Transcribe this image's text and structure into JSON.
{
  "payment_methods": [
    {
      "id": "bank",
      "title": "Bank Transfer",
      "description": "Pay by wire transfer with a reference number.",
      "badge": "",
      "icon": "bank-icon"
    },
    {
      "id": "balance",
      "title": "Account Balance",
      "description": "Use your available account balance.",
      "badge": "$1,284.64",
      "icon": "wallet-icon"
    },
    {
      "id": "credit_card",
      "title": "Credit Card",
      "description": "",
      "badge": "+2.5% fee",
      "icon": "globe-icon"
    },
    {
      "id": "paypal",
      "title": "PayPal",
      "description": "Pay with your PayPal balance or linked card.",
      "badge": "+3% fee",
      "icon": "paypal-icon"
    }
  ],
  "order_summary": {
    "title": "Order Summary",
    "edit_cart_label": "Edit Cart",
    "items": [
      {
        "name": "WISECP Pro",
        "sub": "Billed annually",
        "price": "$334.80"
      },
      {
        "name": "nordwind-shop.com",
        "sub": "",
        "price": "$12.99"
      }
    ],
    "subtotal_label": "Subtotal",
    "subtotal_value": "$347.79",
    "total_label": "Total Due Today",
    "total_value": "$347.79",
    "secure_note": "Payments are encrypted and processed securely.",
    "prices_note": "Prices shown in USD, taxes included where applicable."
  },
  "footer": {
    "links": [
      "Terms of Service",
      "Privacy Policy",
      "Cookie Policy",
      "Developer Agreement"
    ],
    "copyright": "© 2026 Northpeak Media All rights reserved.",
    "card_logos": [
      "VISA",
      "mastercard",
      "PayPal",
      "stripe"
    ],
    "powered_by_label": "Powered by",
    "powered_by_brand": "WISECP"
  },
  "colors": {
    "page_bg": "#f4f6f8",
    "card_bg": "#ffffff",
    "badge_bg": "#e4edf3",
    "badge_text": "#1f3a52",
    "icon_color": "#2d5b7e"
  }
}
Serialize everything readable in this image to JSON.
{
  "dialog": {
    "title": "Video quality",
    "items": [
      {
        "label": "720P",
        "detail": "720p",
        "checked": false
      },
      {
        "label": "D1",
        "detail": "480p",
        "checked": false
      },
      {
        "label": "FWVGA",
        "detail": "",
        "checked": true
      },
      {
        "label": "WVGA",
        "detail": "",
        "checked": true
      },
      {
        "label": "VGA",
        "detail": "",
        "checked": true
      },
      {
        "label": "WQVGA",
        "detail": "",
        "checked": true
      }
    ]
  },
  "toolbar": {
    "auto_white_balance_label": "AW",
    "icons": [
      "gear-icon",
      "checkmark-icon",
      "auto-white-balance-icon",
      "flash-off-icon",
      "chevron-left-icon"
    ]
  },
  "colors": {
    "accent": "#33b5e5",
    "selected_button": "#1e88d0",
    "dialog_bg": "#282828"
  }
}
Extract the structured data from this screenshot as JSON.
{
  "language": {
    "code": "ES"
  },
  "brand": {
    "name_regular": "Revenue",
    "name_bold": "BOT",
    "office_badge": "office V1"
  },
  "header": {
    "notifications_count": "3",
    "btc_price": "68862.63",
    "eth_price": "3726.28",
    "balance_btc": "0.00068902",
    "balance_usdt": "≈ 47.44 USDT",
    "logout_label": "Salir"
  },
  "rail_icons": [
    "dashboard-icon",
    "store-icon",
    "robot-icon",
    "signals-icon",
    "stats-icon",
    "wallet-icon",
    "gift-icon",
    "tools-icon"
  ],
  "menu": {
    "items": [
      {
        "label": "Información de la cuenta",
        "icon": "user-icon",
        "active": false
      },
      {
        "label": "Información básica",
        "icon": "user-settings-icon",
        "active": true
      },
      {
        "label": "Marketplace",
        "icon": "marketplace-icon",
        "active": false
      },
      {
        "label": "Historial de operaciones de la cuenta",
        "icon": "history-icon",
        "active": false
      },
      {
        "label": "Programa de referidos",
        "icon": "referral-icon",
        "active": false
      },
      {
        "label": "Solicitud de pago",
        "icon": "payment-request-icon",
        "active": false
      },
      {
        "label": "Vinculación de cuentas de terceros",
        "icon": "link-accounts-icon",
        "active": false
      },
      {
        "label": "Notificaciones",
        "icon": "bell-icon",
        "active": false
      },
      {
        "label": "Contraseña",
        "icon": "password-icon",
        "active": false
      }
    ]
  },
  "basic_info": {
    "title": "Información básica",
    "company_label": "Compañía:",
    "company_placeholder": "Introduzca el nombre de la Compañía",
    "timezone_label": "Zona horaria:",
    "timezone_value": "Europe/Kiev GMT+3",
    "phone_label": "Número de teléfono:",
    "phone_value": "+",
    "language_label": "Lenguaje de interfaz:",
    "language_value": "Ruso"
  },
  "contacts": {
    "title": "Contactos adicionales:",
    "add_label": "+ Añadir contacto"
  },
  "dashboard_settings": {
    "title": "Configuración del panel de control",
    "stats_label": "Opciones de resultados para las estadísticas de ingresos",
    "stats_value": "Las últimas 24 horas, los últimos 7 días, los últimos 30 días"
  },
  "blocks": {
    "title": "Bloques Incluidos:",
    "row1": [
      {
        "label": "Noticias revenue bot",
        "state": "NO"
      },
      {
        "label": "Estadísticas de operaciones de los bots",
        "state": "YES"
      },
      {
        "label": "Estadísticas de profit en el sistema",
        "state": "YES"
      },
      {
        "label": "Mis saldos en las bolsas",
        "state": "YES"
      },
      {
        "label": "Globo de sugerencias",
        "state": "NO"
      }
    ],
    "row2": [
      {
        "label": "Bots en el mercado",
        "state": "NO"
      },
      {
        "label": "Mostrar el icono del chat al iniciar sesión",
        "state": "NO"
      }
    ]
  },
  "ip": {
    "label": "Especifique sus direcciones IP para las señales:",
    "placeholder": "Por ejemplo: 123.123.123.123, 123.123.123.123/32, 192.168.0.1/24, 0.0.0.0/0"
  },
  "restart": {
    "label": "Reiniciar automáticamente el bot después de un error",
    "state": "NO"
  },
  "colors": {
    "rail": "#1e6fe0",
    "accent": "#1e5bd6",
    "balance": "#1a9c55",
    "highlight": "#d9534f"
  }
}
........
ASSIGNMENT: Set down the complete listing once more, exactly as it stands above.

ANSWER SPACE:
Transcribe this image's text and structure into JSON.
{
  "payment_methods": [
    {
      "id": "bank",
      "title": "Bank Transfer",
      "description": "Pay by wire transfer with a reference number.",
      "badge": "",
      "icon": "bank-icon"
    },
    {
      "id": "balance",
      "title": "Account Balance",
      "description": "Use your available account balance.",
      "badge": "$1,284.64",
      "icon": "wallet-icon"
    },
    {
      "id": "credit_card",
      "title": "Credit Card",
      "description": "",
      "badge": "+2.5% fee",
      "icon": "globe-icon"
    },
    {
      "id": "paypal",
      "title": "PayPal",
      "description": "Pay with your PayPal balance or linked card.",
      "badge": "+3% fee",
      "icon": "paypal-icon"
    }
  ],
  "order_summary": {
    "title": "Order Summary",
    "edit_cart_label": "Edit Cart",
    "items": [
      {
        "name": "WISECP Pro",
        "sub": "Billed annually",
        "price": "$334.80"
      },
      {
        "name": "nordwind-shop.com",
        "sub": "",
        "price": "$12.99"
      }
    ],
    "subtotal_label": "Subtotal",
    "subtotal_value": "$347.79",
    "total_label": "Total Due Today",
    "total_value": "$347.79",
    "secure_note": "Payments are encrypted and processed securely.",
    "prices_note": "Prices shown in USD, taxes included where applicable."
  },
  "footer": {
    "links": [
      "Terms of Service",
      "Privacy Policy",
      "Cookie Policy",
      "Developer Agreement"
    ],
    "copyright": "© 2026 Northpeak Media All rights reserved.",
    "card_logos": [
      "VISA",
      "mastercard",
      "PayPal",
      "stripe"
    ],
    "powered_by_label": "Powered by",
    "powered_by_brand": "WISECP"
  },
  "colors": {
    "page_bg": "#f4f6f8",
    "card_bg": "#ffffff",
    "badge_bg": "#e4edf3",
    "badge_text": "#1f3a52",
    "icon_color": "#2d5b7e"
  }
}
Serialize everything readable in this image to JSON.
{
  "dialog": {
    "title": "Video quality",
    "items": [
      {
        "label": "720P",
        "detail": "720p",
        "checked": false
      },
      {
        "label": "D1",
        "detail": "480p",
        "checked": false
      },
      {
        "label": "FWVGA",
        "detail": "",
        "checked": true
      },
      {
        "label": "WVGA",
        "detail": "",
        "checked": true
      },
      {
        "label": "VGA",
        "detail": "",
        "checked": true
      },
      {
        "label": "WQVGA",
        "detail": "",
        "checked": true
      }
    ]
  },
  "toolbar": {
    "auto_white_balance_label": "AW",
    "icons": [
      "gear-icon",
      "checkmark-icon",
      "auto-white-balance-icon",
      "flash-off-icon",
      "chevron-left-icon"
    ]
  },
  "colors": {
    "accent": "#33b5e5",
    "selected_button": "#1e88d0",
    "dialog_bg": "#282828"
  }
}
Extract the structured data from this screenshot as JSON.
{
  "language": {
    "code": "ES"
  },
  "brand": {
    "name_regular": "Revenue",
    "name_bold": "BOT",
    "office_badge": "office V1"
  },
  "header": {
    "notifications_count": "3",
    "btc_price": "68862.63",
    "eth_price": "3726.28",
    "balance_btc": "0.00068902",
    "balance_usdt": "≈ 47.44 USDT",
    "logout_label": "Salir"
  },
  "rail_icons": [
    "dashboard-icon",
    "store-icon",
    "robot-icon",
    "signals-icon",
    "stats-icon",
    "wallet-icon",
    "gift-icon",
    "tools-icon"
  ],
  "menu": {
    "items": [
      {
        "label": "Información de la cuenta",
        "icon": "user-icon",
        "active": false
      },
      {
        "label": "Información básica",
        "icon": "user-settings-icon",
        "active": true
      },
      {
        "label": "Marketplace",
        "icon": "marketplace-icon",
        "active": false
      },
      {
        "label": "Historial de operaciones de la cuenta",
        "icon": "history-icon",
        "active": false
      },
      {
        "label": "Programa de referidos",
        "icon": "referral-icon",
        "active": false
      },
      {
        "label": "Solicitud de pago",
        "icon": "payment-request-icon",
        "active": false
      },
      {
        "label": "Vinculación de cuentas de terceros",
        "icon": "link-accounts-icon",
        "active": false
      },
      {
        "label": "Notificaciones",
        "icon": "bell-icon",
        "active": false
      },
      {
        "label": "Contraseña",
        "icon": "password-icon",
        "active": false
      }
    ]
  },
  "basic_info": {
    "title": "Información básica",
    "company_label": "Compañía:",
    "company_placeholder": "Introduzca el nombre de la Compañía",
    "timezone_label": "Zona horaria:",
    "timezone_value": "Europe/Kiev GMT+3",
    "phone_label": "Número de teléfono:",
    "phone_value": "+",
    "language_label": "Lenguaje de interfaz:",
    "language_value": "Ruso"
  },
  "contacts": {
    "title": "Contactos adicionales:",
    "add_label": "+ Añadir contacto"
  },
  "dashboard_settings": {
    "title": "Configuración del panel de control",
    "stats_label": "Opciones de resultados para las estadísticas de ingresos",
    "stats_value": "Las últimas 24 horas, los últimos 7 días, los últimos 30 días"
  },
  "blocks": {
    "title": "Bloques Incluidos:",
    "row1": [
      {
        "label": "Noticias revenue bot",
        "state": "NO"
      },
      {
        "label": "Estadísticas de operaciones de los bots",
        "state": "YES"
      },
      {
        "label": "Estadísticas de profit en el sistema",
        "state": "YES"
      },
      {
        "label": "Mis saldos en las bolsas",
        "state": "YES"
      },
      {
        "label": "Globo de sugerencias",
        "state": "NO"
      }
    ],
    "row2": [
      {
        "label": "Bots en el mercado",
        "state": "NO"
      },
      {
        "label": "Mostrar el icono del chat al iniciar sesión",
        "state": "NO"
      }
    ]
  },
  "ip": {
    "label": "Especifique sus direcciones IP para las señales:",
    "placeholder": "Por ejemplo: 123.123.123.123, 123.123.123.123/32, 192.168.0.1/24, 0.0.0.0/0"
  },
  "restart": {
    "label": "Reiniciar automáticamente el bot después de un error",
    "state": "NO"
  },
  "colors": {
    "rail": "#1e6fe0",
    "accent": "#1e5bd6",
    "balance": "#1a9c55",
    "highlight": "#d9534f"
  }
}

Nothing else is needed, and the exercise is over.